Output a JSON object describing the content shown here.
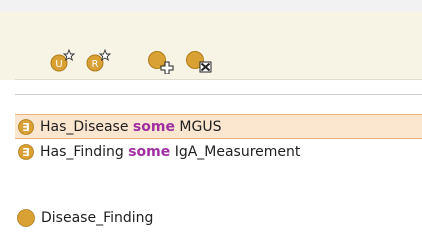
{
  "toolbar": {
    "buttons": [
      {
        "name": "add-union-icon",
        "label": "U"
      },
      {
        "name": "add-restriction-icon",
        "label": "R"
      },
      {
        "name": "add-class-icon",
        "label": ""
      },
      {
        "name": "delete-class-icon",
        "label": ""
      }
    ]
  },
  "restrictions": [
    {
      "quantifier": "∃",
      "property": "Has_Disease",
      "keyword": "some",
      "filler": "MGUS",
      "selected": true
    },
    {
      "quantifier": "∃",
      "property": "Has_Finding",
      "keyword": "some",
      "filler": "IgA_Measurement",
      "selected": false
    }
  ],
  "superclass": {
    "label": "Disease_Finding"
  },
  "colors": {
    "icon_orange": "#d9a034",
    "keyword": "#a12fa1",
    "selection_bg": "#fbe6cf",
    "selection_border": "#e9b27a"
  }
}
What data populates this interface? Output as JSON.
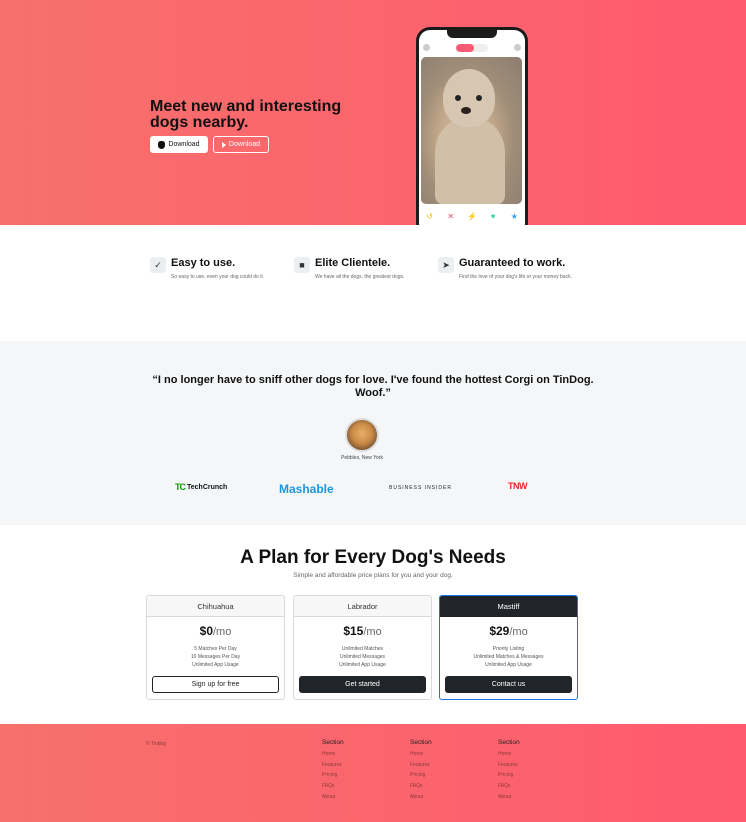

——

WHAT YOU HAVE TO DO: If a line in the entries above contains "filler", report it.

EXPECTED ANSWER:
      "filler": "MGUS",
      "filler": "IgA_Measurement",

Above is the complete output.